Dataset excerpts

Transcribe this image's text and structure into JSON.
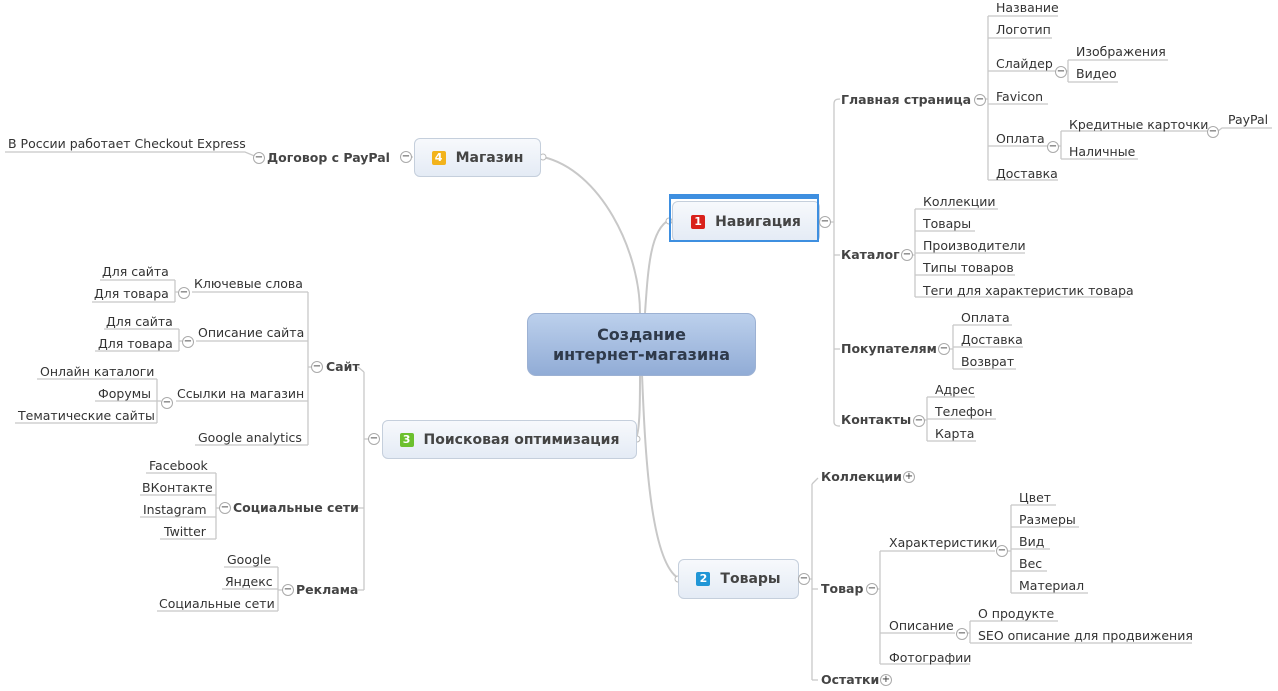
{
  "central": {
    "line1": "Создание",
    "line2": "интернет-магазина"
  },
  "colors": {
    "badge1": "#d9211b",
    "badge2": "#2196d6",
    "badge3": "#6cc02e",
    "badge4": "#f2b31c",
    "selection": "#3e8fe0",
    "central_fill": "#a7bfe2",
    "line": "#c8c8c8"
  },
  "topics": {
    "nav": {
      "num": "1",
      "label": "Навигация"
    },
    "goods": {
      "num": "2",
      "label": "Товары"
    },
    "seo": {
      "num": "3",
      "label": "Поисковая оптимизация"
    },
    "shop": {
      "num": "4",
      "label": "Магазин"
    }
  },
  "toggle": {
    "collapse": "−",
    "expand": "+"
  },
  "nav": {
    "main": {
      "label": "Главная страница",
      "children": [
        "Название",
        "Логотип",
        "Слайдер",
        "Favicon",
        "Оплата",
        "Доставка"
      ],
      "slider_children": [
        "Изображения",
        "Видео"
      ],
      "payment_children": [
        "Кредитные карточки",
        "Наличные"
      ],
      "cards_children": [
        "PayPal"
      ]
    },
    "catalog": {
      "label": "Каталог",
      "children": [
        "Коллекции",
        "Товары",
        "Производители",
        "Типы товаров",
        "Теги для характеристик товара"
      ]
    },
    "buyers": {
      "label": "Покупателям",
      "children": [
        "Оплата",
        "Доставка",
        "Возврат"
      ]
    },
    "contacts": {
      "label": "Контакты",
      "children": [
        "Адрес",
        "Телефон",
        "Карта"
      ]
    }
  },
  "goods": {
    "collections": {
      "label": "Коллекции"
    },
    "item": {
      "label": "Товар",
      "chars": {
        "label": "Характеристики",
        "children": [
          "Цвет",
          "Размеры",
          "Вид",
          "Вес",
          "Материал"
        ]
      },
      "desc": {
        "label": "Описание",
        "children": [
          "О продукте",
          "SEO описание для продвижения"
        ]
      },
      "photos": {
        "label": "Фотографии"
      }
    },
    "stock": {
      "label": "Остатки"
    }
  },
  "seo": {
    "site": {
      "label": "Сайт",
      "keywords": {
        "label": "Ключевые слова",
        "children": [
          "Для сайта",
          "Для товара"
        ]
      },
      "description": {
        "label": "Описание сайта",
        "children": [
          "Для сайта",
          "Для товара"
        ]
      },
      "links": {
        "label": "Ссылки на магазин",
        "children": [
          "Онлайн каталоги",
          "Форумы",
          "Тематические сайты"
        ]
      },
      "analytics": {
        "label": "Google analytics"
      }
    },
    "social": {
      "label": "Социальные сети",
      "children": [
        "Facebook",
        "ВКонтакте",
        "Instagram",
        "Twitter"
      ]
    },
    "ads": {
      "label": "Реклама",
      "children": [
        "Google",
        "Яндекс",
        "Социальные сети"
      ]
    }
  },
  "shop": {
    "paypal": {
      "label": "Договор с PayPal",
      "children": [
        "В России работает Checkout Express"
      ]
    }
  }
}
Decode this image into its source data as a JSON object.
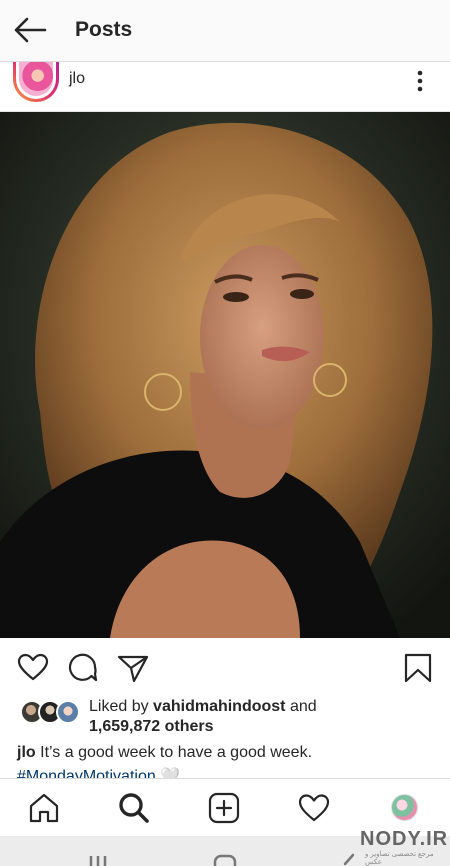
{
  "header": {
    "title": "Posts",
    "back_icon": "arrow-left-icon"
  },
  "post": {
    "username": "jlo",
    "more_icon": "more-vertical-icon",
    "actions": [
      "heart-icon",
      "comment-icon",
      "share-icon",
      "bookmark-icon"
    ],
    "likes": {
      "prefix": "Liked by ",
      "user": "vahidmahindoost",
      "suffix": " and",
      "others": "1,659,872 others"
    },
    "caption": {
      "user": "jlo",
      "text": " It’s a good week to have a good week."
    },
    "hashtag": "#MondayMotivation 🤍"
  },
  "tabbar": [
    "home-icon",
    "search-icon",
    "new-post-icon",
    "activity-heart-icon",
    "profile-avatar"
  ],
  "watermark": {
    "text": "NODY.IR",
    "sub": "مرجع تخصصی تصاویر و عکس"
  },
  "colors": {
    "text": "#262626",
    "link": "#00376b",
    "divider": "#dbdbdb"
  }
}
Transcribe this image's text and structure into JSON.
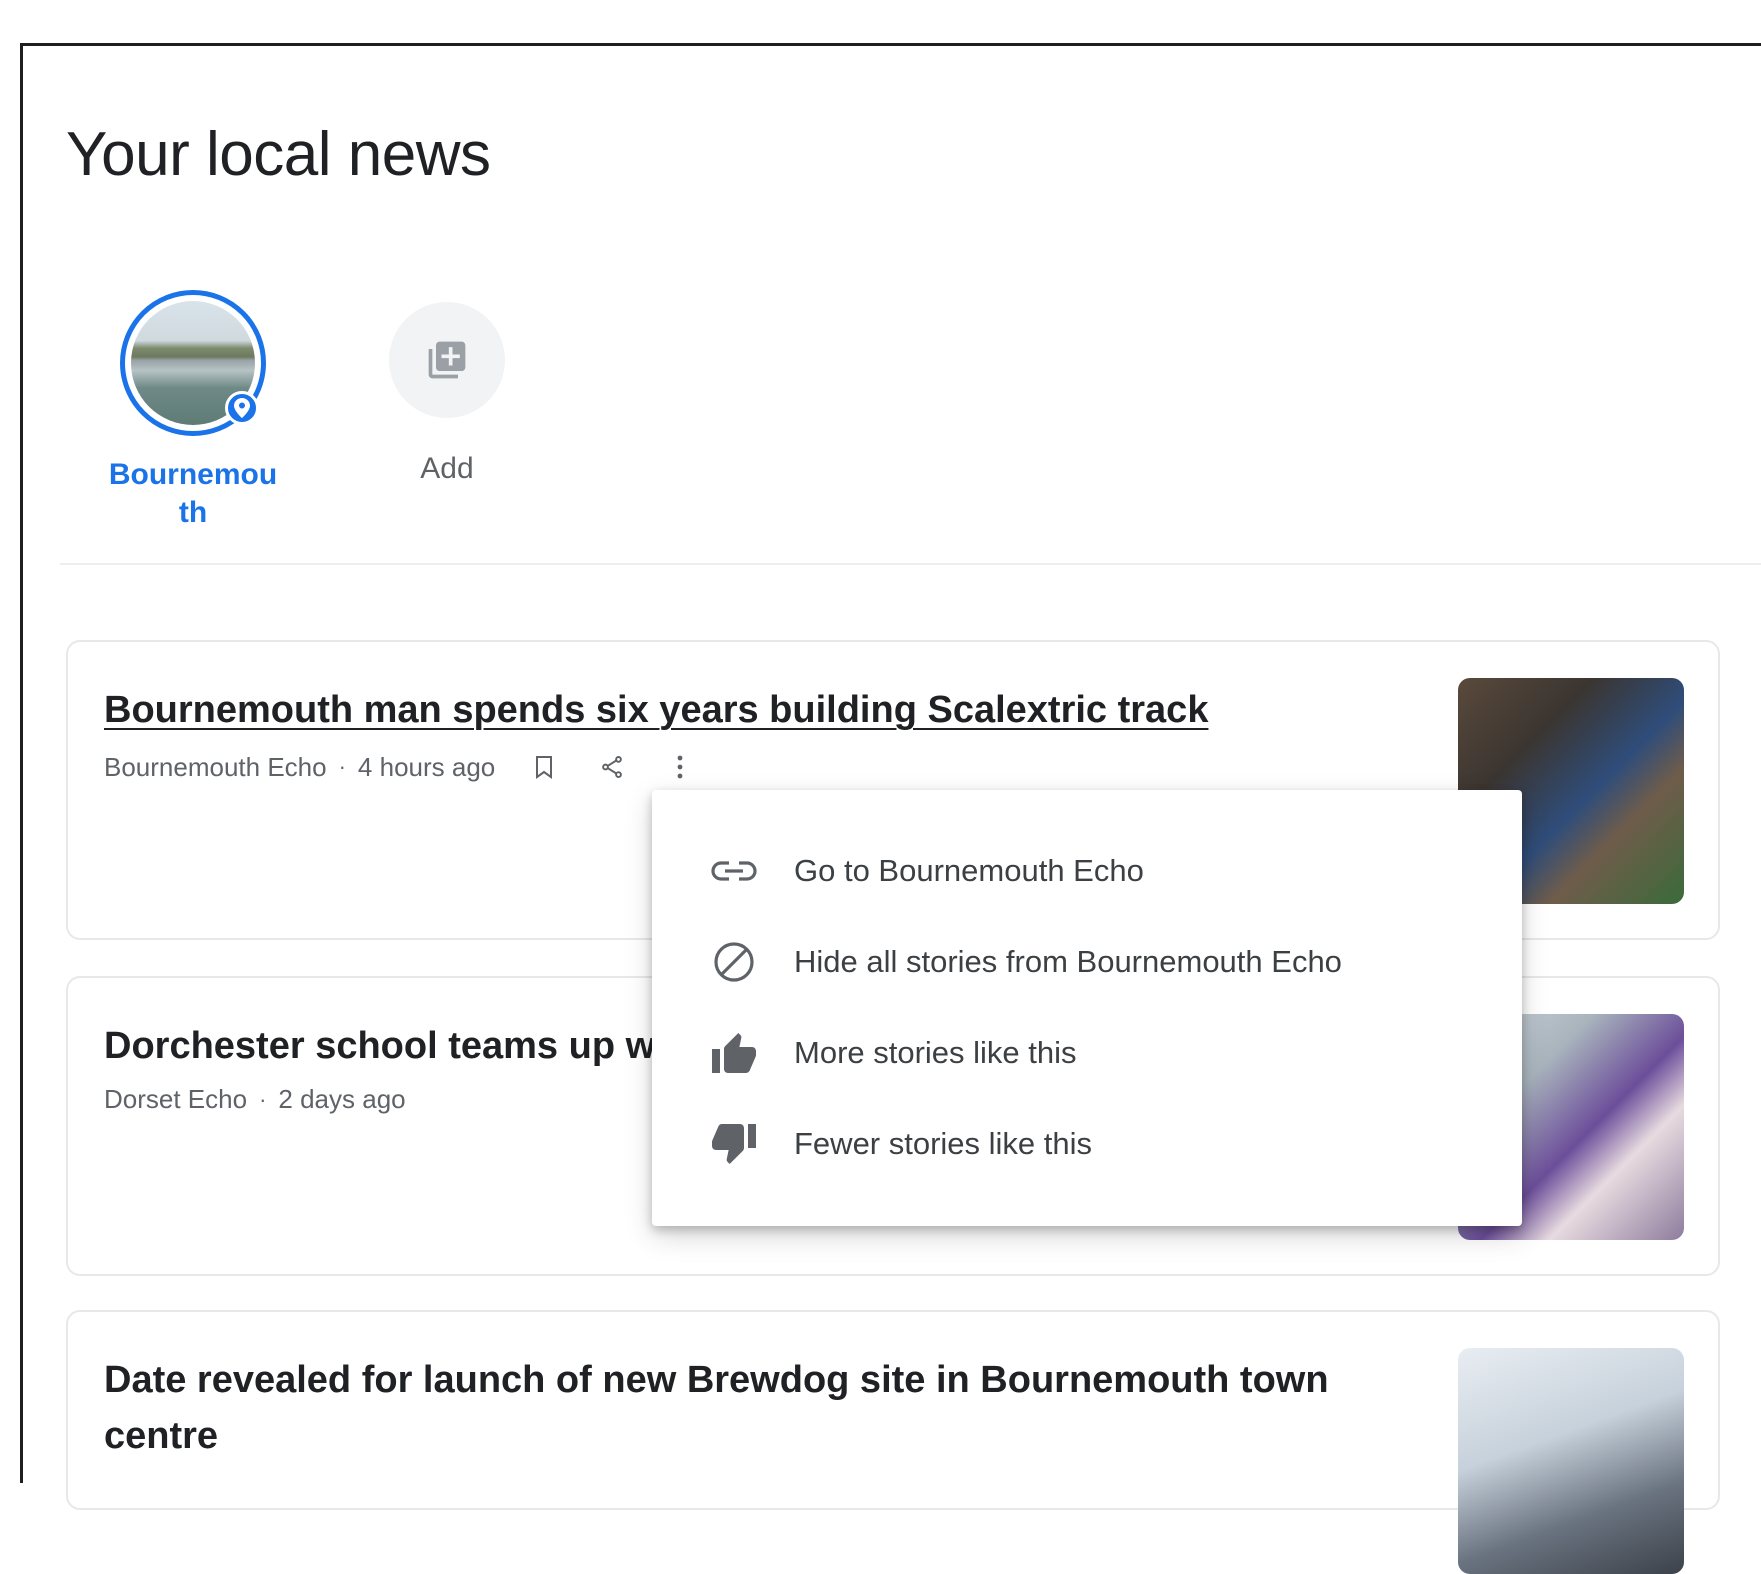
{
  "page": {
    "title": "Your local news"
  },
  "locations": [
    {
      "label_line1": "Bournemou",
      "label_line2": "th",
      "icon": "location-pin-icon"
    },
    {
      "label": "Add",
      "icon": "add-library-icon"
    }
  ],
  "articles": [
    {
      "headline": "Bournemouth man spends six years building Scalextric track",
      "source": "Bournemouth Echo",
      "time": "4 hours ago"
    },
    {
      "headline": "Dorchester school teams up w",
      "source": "Dorset Echo",
      "time": "2 days ago"
    },
    {
      "headline": "Date revealed for launch of new Brewdog site in Bournemouth town centre"
    }
  ],
  "menu": {
    "items": [
      {
        "label": "Go to Bournemouth Echo",
        "icon": "link-icon"
      },
      {
        "label": "Hide all stories from Bournemouth Echo",
        "icon": "block-icon"
      },
      {
        "label": "More stories like this",
        "icon": "thumb-up-icon"
      },
      {
        "label": "Fewer stories like this",
        "icon": "thumb-down-icon"
      }
    ]
  },
  "colors": {
    "accent": "#1a73e8",
    "text": "#202124",
    "secondary": "#5f6368"
  }
}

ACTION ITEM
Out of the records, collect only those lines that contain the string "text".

PROBLEM SOLUTION
Transcribe this image's text and structure into JSON.
      "text": " It’s a good week to have a good week."
    "text": "NODY.IR",
    "text": "#262626",
Transcribe this image's text and structure into JSON.
    "text": "#202124",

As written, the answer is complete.